In 2015, relations betwern Nigeria and the United States deteriorated because the latter, citing human rights abuses by the Nigerian army, refused to sell the Cobra attack helicopters badly needed to fight Boko Haram to Nigeria. For a man facing political headwinds due to renewed attacks from a resurgent Boko Haram and the deadly herdsmen, the Tucano deal would have been a potent political boost. The National Assembly was sidetracked, many people complained about the price tag and the purchase agreement was lopsided against Nigeria yet again. It is understandable that Nigerians ignored the lament of the National Assembly because they see them as power mongers whose concerns are their fat entitlements, aiding corruption and subverting the judicial process.
It is imperative that future airplanes and military hardware purchases should also be backed up by first class in-country maintenance facilities and support structures. We need to learn from past mistakes and stop repeating this, over and again.
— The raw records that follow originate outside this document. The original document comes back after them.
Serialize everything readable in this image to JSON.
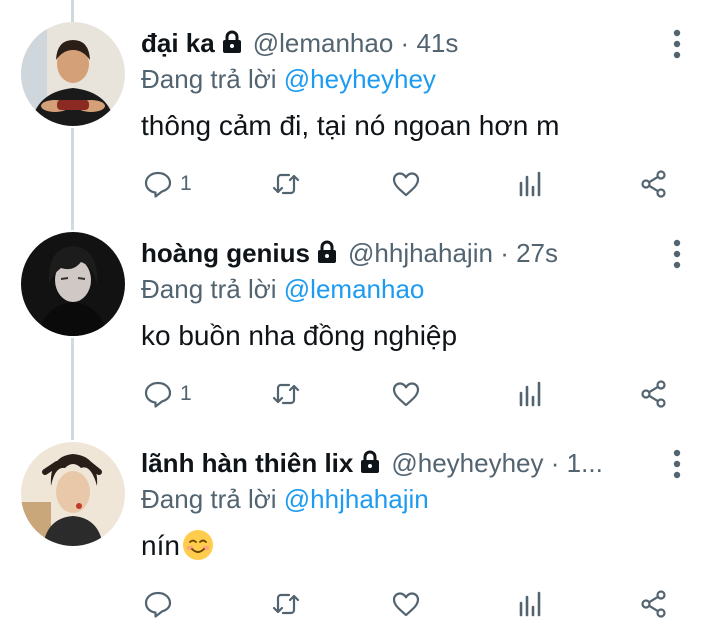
{
  "tweets": [
    {
      "name": "đại ka",
      "handle": "@lemanhao",
      "separator": "·",
      "time": "41s",
      "reply_prefix": "Đang trả lời ",
      "reply_mention": "@heyheyhey",
      "text": "thông cảm đi, tại nó ngoan hơn m",
      "reply_count": "1",
      "avatar_colors": {
        "bg": "#e8e4dc",
        "skin": "#d4a078",
        "shirt": "#1a1a1a",
        "hair": "#2a1e16"
      }
    },
    {
      "name": "hoàng genius",
      "handle": "@hhjhahajin",
      "separator": "·",
      "time": "27s",
      "reply_prefix": "Đang trả lời ",
      "reply_mention": "@lemanhao",
      "text": "ko buồn nha đồng nghiệp",
      "reply_count": "1",
      "avatar_colors": {
        "bg": "#121212",
        "skin": "#cfc8c4",
        "shirt": "#0a0a0a",
        "hair": "#1c1c1c"
      }
    },
    {
      "name": "lãnh hàn thiên lix",
      "handle": "@heyheyhey",
      "separator": "·",
      "time": "1...",
      "reply_prefix": "Đang trả lời ",
      "reply_mention": "@hhjhahajin",
      "text": "nín",
      "emoji": "smiling-face-emoji",
      "reply_count": "",
      "avatar_colors": {
        "bg": "#efe6d8",
        "skin": "#e8c8a8",
        "shirt": "#2b2b2b",
        "hair": "#2a1f18"
      }
    }
  ],
  "icons": {
    "lock": "lock-icon",
    "more": "more-vertical-icon",
    "reply": "reply-icon",
    "retweet": "retweet-icon",
    "like": "heart-icon",
    "analytics": "analytics-icon",
    "share": "share-icon"
  },
  "colors": {
    "mention": "#1d9bf0",
    "secondary": "#536471",
    "text": "#0f1419",
    "thread_line": "#cfd9de"
  }
}
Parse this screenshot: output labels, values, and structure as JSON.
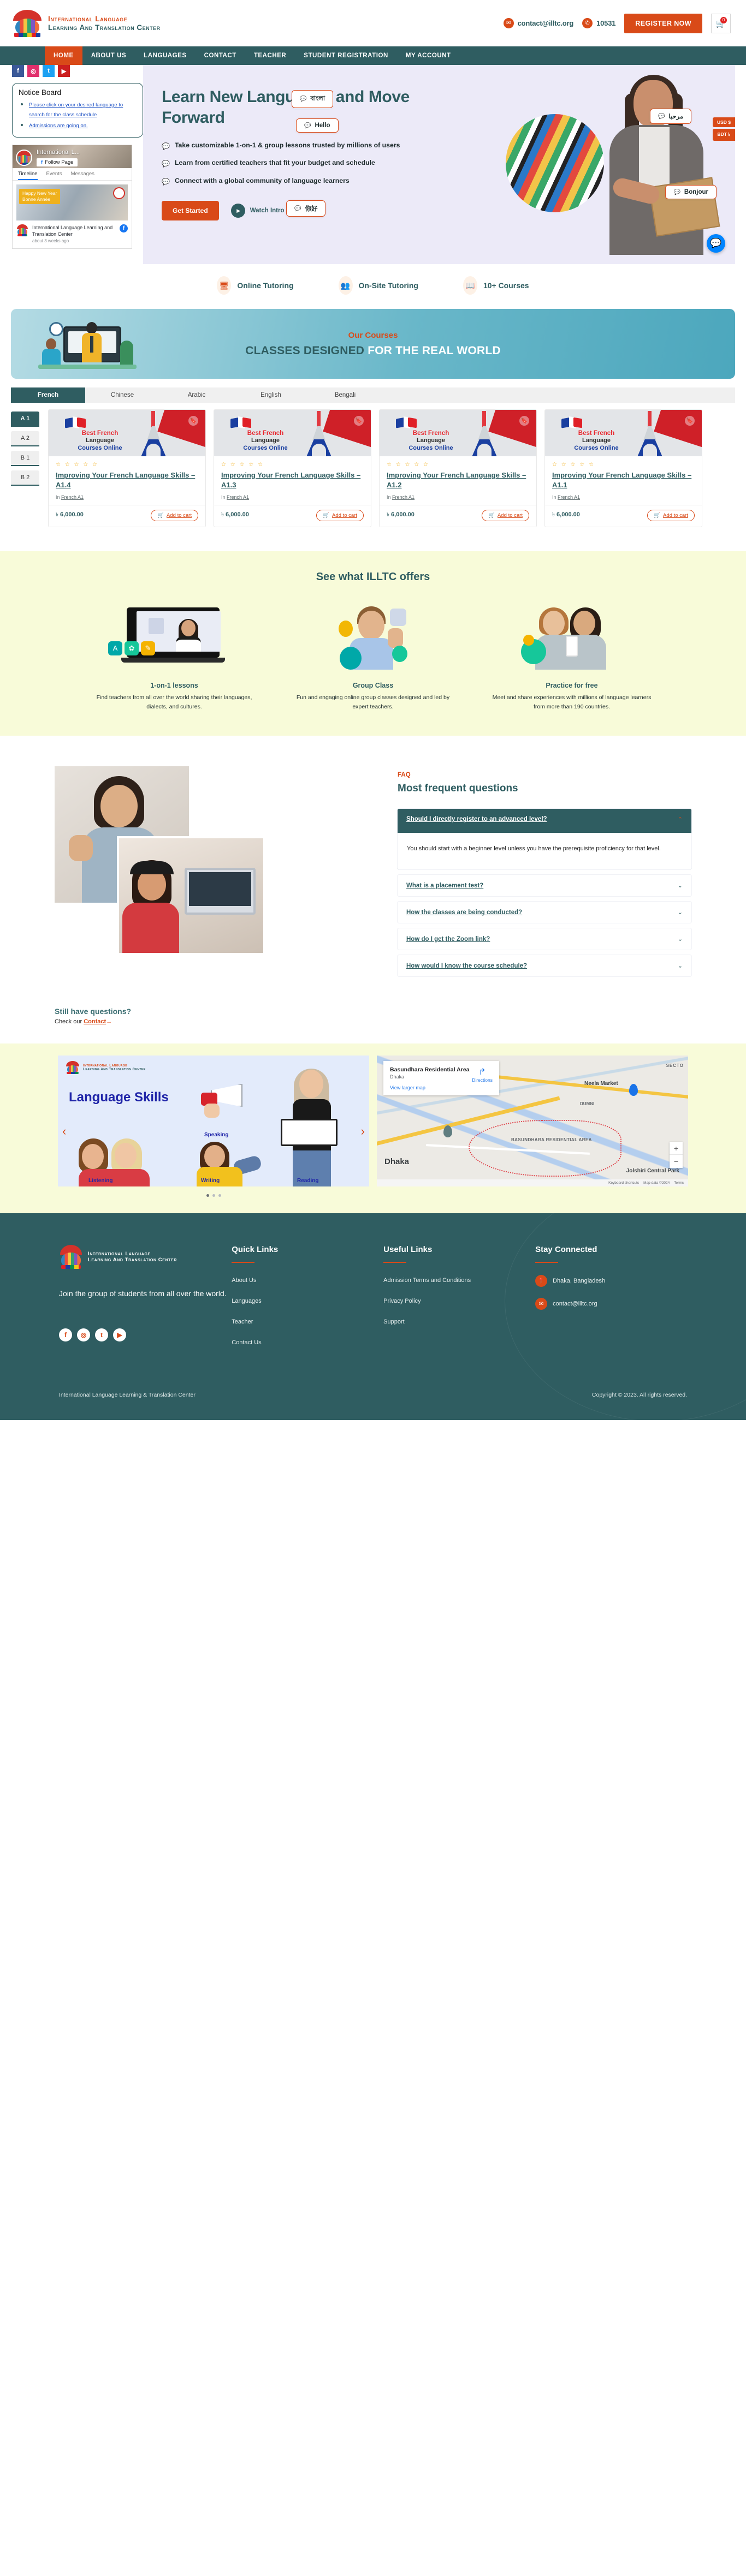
{
  "brand": {
    "line1": "International Language",
    "line2": "Learning And Translation Center",
    "footer_line1": "International Language",
    "footer_line2": "Learning And Translation Center"
  },
  "topbar": {
    "email": "contact@illtc.org",
    "phone": "10531",
    "register_label": "REGISTER NOW",
    "cart_count": "0"
  },
  "nav": {
    "items": [
      {
        "label": "HOME",
        "active": true
      },
      {
        "label": "ABOUT US",
        "active": false
      },
      {
        "label": "LANGUAGES",
        "active": false
      },
      {
        "label": "CONTACT",
        "active": false
      },
      {
        "label": "TEACHER",
        "active": false
      },
      {
        "label": "STUDENT REGISTRATION",
        "active": false
      },
      {
        "label": "MY ACCOUNT",
        "active": false
      }
    ]
  },
  "hero": {
    "title": "Learn New Languages and Move Forward",
    "bullets": [
      "Take customizable 1-on-1 & group lessons trusted by millions of users",
      "Learn from certified teachers that fit your budget and schedule",
      "Connect with a global community of language learners"
    ],
    "cta_primary": "Get Started",
    "cta_secondary": "Watch Intro",
    "bubbles": [
      {
        "text": "বাংলা"
      },
      {
        "text": "مرحبا"
      },
      {
        "text": "Hello"
      },
      {
        "text": "Bonjour"
      },
      {
        "text": "你好"
      }
    ],
    "currency_tabs": [
      "USD $",
      "BDT ৳"
    ]
  },
  "sidebar": {
    "socials": [
      "facebook-icon",
      "instagram-icon",
      "twitter-icon",
      "youtube-icon"
    ],
    "notice": {
      "title": "Notice Board",
      "items": [
        "Please click on your desired language to search for the class schedule",
        "Admissions are going on."
      ]
    },
    "facebook": {
      "page_title": "International L...",
      "follow_label": "Follow Page",
      "tabs": [
        "Timeline",
        "Events",
        "Messages"
      ],
      "post_banner_line1": "Happy New Year",
      "post_banner_line2": "Bonne Année",
      "post_page_name": "International Language Learning and Translation Center",
      "post_time": "about 3 weeks ago"
    }
  },
  "features": [
    {
      "label": "Online Tutoring",
      "icon": "monitor-icon"
    },
    {
      "label": "On-Site Tutoring",
      "icon": "group-icon"
    },
    {
      "label": "10+ Courses",
      "icon": "book-icon"
    }
  ],
  "courses_banner": {
    "kicker": "Our Courses",
    "headline_bold": "CLASSES DESIGNED",
    "headline_light": "FOR THE REAL WORLD"
  },
  "language_tabs": [
    {
      "label": "French",
      "active": true
    },
    {
      "label": "Chinese",
      "active": false
    },
    {
      "label": "Arabic",
      "active": false
    },
    {
      "label": "English",
      "active": false
    },
    {
      "label": "Bengali",
      "active": false
    }
  ],
  "levels": [
    {
      "label": "A 1",
      "active": true
    },
    {
      "label": "A 2",
      "active": false
    },
    {
      "label": "B 1",
      "active": false
    },
    {
      "label": "B 2",
      "active": false
    }
  ],
  "course_card_common": {
    "badge_line1": "Best French",
    "badge_line2": "Language",
    "badge_line3": "Courses Online",
    "stars": "☆ ☆ ☆ ☆ ☆",
    "in_label": "In",
    "category": "French A1",
    "currency": "৳",
    "add_to_cart": "Add to cart"
  },
  "courses": [
    {
      "title": "Improving Your French Language Skills – A1.4",
      "price": "6,000.00"
    },
    {
      "title": "Improving Your French Language Skills – A1.3",
      "price": "6,000.00"
    },
    {
      "title": "Improving Your French Language Skills – A1.2",
      "price": "6,000.00"
    },
    {
      "title": "Improving Your French Language Skills – A1.1",
      "price": "6,000.00"
    }
  ],
  "offers": {
    "heading": "See what ILLTC offers",
    "items": [
      {
        "title": "1-on-1 lessons",
        "desc": "Find teachers from all over the world sharing their languages, dialects, and cultures."
      },
      {
        "title": "Group Class",
        "desc": "Fun and engaging online group classes designed and led by expert teachers."
      },
      {
        "title": "Practice for free",
        "desc": "Meet and share experiences with millions of language learners from more than 190 countries."
      }
    ]
  },
  "faq": {
    "kicker": "FAQ",
    "heading": "Most frequent questions",
    "items": [
      {
        "q": "Should I directly register to an advanced level?",
        "a": "You should start with a beginner level unless you have the prerequisite proficiency for that level.",
        "open": true
      },
      {
        "q": "What is a placement test?",
        "a": "",
        "open": false
      },
      {
        "q": "How the classes are being conducted?",
        "a": "",
        "open": false
      },
      {
        "q": "How do I get the Zoom link?",
        "a": "",
        "open": false
      },
      {
        "q": "How would I know the course schedule?",
        "a": "",
        "open": false
      }
    ]
  },
  "still": {
    "heading": "Still have questions?",
    "prefix": "Check our ",
    "link": "Contact",
    "arrow": "→"
  },
  "slide": {
    "title": "Language Skills",
    "labels": {
      "speaking": "Speaking",
      "listening": "Listening",
      "writing": "Writing",
      "reading": "Reading"
    },
    "prev": "‹",
    "next": "›"
  },
  "map": {
    "place": "Basundhara Residential Area",
    "city": "Dhaka",
    "directions": "Directions",
    "view_larger": "View larger map",
    "labels": {
      "dhaka": "Dhaka",
      "basundhara": "BASUNDHARA RESIDENTIAL AREA",
      "neela": "Neela Market",
      "dumni": "DUMNI",
      "sector": "SECTO",
      "jolshiri": "Jolshiri Central Park"
    },
    "attrib": [
      "Keyboard shortcuts",
      "Map data ©2024",
      "Terms"
    ],
    "zoom_in": "+",
    "zoom_out": "−"
  },
  "footer": {
    "tagline": "Join the group of students from all over the world.",
    "socials": [
      "facebook-icon",
      "instagram-icon",
      "twitter-icon",
      "youtube-icon"
    ],
    "quick_links": {
      "title": "Quick Links",
      "items": [
        "About Us",
        "Languages",
        "Teacher",
        "Contact Us"
      ]
    },
    "useful_links": {
      "title": "Useful Links",
      "items": [
        "Admission Terms and Conditions",
        "Privacy Policy",
        "Support"
      ]
    },
    "stay_connected": {
      "title": "Stay Connected",
      "address": "Dhaka, Bangladesh",
      "email": "contact@illtc.org"
    },
    "copyright_left": "International Language Learning & Translation Center",
    "copyright_right": "Copyright © 2023. All rights reserved."
  },
  "colors": {
    "teal": "#2f5d61",
    "orange": "#d94a18",
    "hero_bg": "#eceaf8",
    "lime_bg": "#f8fbd9"
  }
}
The NAF, like their counterparts the world over, has learnt a lot of lessons on modern air combat from the wars in the Gulf, Iraq, the Falklands, Bosnia, and the battle with ISIS in Syria. The Super Tucano price depends on the level of customisation. The U.S. variant Tucano is well sought after primarily because of the P&WC PT6A-68C engines have a long history of reliability in both civil and military applications. It bears the United States proprietary avionics and weapon system, and comes with different levels of technology, versatility, performance and cost-efficiency. The Tucano is a good platform for countering low insurgency and internal threats. It is also a good platform for training pilots before allowing them to fly advance jets. Nigeria has never had such electronically sophisticated air platform in its history. The Super Tucano features impressive avionics, superb defensive systems and can carry air-to-air missiles, laser-guided bombs, anti-tank missiles and 20-millimeter gun pods. Most importantly, the Super Tucano costs just $1,000 per flight hour to operate, and can fly in hot and humid climates. For the first time in the history of the NAF, the Tucano will give them the capability to do ISR and strike from one platform by reducing costs and increasing reaction time.
The bad in the purchase of the Super Tucanos is that the conditions attached to the procurement are very similar to the conditions the British attached to the Jaguar jets bought by Shagari, and which made the then General Muhammadu Buhari cancel the delivery of the remaining jets. The agreement did not ensure the transfer of know-how in the maintenance of the jets, and ranks up there in the history of the NAF as one of the worst deals ever signed. It is imperative that future airplanes and military hardware purchases should also be backed up by first class in-country maintenance facilities and support structures. We need to learn from past mistakes and stop repeating this, over and again.